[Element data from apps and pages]

—————

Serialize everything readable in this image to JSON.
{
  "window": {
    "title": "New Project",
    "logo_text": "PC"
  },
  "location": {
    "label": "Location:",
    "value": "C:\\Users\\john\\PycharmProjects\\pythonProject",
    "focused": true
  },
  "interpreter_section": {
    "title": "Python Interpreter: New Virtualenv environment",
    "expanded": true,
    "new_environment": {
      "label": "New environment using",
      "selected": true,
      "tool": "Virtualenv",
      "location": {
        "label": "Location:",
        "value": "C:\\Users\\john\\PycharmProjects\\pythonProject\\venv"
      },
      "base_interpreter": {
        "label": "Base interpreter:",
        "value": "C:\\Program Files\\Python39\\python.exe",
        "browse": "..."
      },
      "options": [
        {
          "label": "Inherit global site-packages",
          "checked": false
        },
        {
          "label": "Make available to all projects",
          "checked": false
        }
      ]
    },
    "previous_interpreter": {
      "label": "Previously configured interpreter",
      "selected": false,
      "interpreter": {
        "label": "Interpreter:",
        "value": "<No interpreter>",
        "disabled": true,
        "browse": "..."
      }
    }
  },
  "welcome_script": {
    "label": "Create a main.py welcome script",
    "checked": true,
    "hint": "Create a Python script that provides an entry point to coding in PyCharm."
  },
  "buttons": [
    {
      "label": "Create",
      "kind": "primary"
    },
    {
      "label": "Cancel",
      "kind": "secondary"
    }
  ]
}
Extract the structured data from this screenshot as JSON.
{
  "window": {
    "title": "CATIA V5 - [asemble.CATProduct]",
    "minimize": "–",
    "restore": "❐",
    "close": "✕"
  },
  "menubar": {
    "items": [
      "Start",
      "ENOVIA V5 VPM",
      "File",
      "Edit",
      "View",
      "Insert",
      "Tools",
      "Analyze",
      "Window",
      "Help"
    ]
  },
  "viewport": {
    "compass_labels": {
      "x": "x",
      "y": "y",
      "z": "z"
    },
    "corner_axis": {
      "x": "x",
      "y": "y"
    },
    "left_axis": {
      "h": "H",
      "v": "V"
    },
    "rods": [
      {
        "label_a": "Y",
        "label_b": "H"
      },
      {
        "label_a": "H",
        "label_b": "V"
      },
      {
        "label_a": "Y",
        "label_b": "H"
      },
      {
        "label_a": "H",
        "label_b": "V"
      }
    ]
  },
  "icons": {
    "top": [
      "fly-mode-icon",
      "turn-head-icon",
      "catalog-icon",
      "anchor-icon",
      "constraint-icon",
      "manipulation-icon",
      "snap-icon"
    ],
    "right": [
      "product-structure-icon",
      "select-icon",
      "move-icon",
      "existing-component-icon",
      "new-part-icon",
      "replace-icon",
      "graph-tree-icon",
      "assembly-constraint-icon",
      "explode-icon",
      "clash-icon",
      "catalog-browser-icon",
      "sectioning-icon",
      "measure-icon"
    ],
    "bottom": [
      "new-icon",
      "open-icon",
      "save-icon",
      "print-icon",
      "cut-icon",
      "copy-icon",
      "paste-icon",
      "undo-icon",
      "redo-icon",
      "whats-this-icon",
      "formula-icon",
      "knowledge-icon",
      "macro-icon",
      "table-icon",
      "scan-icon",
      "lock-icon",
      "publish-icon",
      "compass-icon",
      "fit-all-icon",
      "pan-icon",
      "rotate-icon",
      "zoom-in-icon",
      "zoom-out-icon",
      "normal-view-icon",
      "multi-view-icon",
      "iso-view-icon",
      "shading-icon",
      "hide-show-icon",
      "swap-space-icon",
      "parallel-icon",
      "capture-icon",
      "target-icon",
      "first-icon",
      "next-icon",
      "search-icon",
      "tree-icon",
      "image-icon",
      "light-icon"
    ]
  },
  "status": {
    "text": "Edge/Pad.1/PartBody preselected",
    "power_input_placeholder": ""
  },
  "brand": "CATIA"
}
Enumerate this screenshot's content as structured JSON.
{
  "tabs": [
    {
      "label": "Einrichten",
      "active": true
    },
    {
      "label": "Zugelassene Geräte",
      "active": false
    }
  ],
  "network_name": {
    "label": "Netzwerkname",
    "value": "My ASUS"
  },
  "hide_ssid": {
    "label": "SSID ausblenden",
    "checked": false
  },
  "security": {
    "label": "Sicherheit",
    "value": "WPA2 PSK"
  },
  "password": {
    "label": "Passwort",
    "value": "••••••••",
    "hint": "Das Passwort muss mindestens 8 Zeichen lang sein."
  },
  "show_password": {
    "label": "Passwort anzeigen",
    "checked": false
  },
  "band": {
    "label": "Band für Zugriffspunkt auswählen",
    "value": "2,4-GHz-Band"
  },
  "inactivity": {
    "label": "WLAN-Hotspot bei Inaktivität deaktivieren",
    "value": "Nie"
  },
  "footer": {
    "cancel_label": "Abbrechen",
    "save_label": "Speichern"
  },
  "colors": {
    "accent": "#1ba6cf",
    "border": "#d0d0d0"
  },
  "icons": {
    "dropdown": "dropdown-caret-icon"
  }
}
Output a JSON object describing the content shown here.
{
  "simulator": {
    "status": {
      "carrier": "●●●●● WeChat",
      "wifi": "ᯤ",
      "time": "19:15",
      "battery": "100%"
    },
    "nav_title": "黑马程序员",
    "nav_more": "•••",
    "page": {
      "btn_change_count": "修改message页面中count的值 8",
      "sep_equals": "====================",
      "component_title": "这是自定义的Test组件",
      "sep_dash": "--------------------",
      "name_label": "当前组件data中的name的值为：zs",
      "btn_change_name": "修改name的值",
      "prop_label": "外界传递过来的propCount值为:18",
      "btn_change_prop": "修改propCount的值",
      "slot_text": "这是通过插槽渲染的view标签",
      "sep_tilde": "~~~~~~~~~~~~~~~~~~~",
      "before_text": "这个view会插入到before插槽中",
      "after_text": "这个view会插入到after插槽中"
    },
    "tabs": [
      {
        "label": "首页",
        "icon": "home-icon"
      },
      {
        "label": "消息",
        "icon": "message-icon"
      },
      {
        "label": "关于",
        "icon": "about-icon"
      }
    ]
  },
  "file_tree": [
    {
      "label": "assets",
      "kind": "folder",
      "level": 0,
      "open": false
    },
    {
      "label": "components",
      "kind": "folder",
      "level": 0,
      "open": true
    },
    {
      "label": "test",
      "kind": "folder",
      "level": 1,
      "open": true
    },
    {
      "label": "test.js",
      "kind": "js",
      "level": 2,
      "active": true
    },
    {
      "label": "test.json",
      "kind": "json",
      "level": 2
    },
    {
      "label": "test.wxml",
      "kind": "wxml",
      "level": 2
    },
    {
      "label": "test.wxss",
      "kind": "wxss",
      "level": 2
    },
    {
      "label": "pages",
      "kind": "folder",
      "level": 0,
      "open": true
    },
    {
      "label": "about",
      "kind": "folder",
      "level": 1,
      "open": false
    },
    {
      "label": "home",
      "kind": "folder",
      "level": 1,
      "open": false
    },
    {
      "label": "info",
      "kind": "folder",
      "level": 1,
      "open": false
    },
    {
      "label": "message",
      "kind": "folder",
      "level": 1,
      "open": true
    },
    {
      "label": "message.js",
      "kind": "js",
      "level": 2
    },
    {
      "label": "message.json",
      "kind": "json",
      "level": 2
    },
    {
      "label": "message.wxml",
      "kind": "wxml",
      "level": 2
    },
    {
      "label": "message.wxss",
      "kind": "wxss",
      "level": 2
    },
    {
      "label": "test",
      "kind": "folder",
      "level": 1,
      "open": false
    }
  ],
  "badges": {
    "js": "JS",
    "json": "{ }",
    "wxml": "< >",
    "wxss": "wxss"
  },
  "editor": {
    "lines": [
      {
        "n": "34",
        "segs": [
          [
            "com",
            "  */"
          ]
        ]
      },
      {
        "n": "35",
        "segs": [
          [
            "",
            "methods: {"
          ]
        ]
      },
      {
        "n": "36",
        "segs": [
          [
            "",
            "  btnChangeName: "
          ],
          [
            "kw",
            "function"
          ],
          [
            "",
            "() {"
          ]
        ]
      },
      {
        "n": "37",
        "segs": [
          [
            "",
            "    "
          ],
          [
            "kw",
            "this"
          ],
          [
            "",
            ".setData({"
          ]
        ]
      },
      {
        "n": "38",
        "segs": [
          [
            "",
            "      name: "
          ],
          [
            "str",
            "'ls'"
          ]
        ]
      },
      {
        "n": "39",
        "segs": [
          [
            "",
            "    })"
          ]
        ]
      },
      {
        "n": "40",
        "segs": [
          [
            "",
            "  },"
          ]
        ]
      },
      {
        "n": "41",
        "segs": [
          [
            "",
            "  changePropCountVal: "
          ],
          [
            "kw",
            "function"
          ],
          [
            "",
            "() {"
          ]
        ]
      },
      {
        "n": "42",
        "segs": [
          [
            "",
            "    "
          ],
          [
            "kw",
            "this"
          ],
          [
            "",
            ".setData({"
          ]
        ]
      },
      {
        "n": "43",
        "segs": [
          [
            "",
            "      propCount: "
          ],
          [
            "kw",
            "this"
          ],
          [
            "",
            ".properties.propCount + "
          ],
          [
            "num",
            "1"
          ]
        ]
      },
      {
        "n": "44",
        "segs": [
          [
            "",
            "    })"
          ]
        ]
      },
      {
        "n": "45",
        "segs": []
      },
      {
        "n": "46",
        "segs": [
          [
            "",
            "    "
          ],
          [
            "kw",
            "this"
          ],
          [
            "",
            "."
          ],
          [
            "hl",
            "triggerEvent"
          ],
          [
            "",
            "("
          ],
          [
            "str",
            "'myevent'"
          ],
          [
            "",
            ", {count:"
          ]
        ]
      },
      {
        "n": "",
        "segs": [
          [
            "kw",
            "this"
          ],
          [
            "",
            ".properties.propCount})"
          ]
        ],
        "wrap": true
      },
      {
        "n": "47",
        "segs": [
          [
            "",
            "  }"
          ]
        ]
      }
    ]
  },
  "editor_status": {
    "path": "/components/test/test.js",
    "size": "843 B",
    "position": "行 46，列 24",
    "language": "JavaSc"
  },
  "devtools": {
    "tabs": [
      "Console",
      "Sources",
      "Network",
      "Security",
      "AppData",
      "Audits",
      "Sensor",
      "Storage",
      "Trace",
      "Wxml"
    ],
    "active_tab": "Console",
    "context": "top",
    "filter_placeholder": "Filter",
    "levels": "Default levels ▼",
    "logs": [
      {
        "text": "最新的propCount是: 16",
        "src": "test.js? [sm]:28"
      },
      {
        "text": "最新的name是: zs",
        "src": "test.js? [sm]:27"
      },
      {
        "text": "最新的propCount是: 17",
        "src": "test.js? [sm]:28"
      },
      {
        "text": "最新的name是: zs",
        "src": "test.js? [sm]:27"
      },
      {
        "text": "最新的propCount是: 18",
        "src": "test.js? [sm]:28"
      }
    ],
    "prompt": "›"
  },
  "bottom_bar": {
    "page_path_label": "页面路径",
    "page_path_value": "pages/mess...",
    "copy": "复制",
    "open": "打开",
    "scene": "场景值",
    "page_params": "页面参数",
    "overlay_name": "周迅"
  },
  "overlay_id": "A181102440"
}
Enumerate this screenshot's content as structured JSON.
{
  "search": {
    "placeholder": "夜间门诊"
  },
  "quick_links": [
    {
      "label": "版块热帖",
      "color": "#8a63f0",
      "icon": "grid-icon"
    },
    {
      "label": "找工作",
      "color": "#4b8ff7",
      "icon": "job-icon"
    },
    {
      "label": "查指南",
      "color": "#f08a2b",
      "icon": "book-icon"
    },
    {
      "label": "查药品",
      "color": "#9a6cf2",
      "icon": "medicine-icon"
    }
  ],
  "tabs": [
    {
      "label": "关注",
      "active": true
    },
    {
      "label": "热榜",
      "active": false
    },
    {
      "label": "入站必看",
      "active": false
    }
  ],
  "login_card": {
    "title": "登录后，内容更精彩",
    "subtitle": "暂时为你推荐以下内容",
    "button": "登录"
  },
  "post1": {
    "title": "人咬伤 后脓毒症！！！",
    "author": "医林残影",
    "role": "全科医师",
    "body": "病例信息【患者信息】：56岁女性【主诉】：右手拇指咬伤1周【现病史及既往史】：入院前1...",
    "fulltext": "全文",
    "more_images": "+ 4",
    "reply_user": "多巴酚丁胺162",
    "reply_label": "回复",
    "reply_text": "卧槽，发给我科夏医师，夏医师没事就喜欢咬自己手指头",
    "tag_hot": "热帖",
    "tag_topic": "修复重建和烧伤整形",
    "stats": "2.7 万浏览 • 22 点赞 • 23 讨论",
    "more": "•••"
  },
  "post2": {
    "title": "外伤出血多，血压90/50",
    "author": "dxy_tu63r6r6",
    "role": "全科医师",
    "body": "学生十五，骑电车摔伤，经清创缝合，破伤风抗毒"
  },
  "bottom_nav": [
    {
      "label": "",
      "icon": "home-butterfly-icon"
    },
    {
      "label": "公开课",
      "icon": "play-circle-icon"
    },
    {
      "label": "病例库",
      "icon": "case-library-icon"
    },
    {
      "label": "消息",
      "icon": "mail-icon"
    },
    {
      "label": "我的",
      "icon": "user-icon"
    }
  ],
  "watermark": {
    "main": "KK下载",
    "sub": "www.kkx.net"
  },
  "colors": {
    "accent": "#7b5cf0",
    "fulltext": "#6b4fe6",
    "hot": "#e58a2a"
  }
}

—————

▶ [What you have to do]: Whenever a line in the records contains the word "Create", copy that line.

▶ [Output of the exercise]:
    "label": "Create a main.py welcome script",
    "hint": "Create a Python script that provides an entry point to coding in PyCharm."
      "label": "Create",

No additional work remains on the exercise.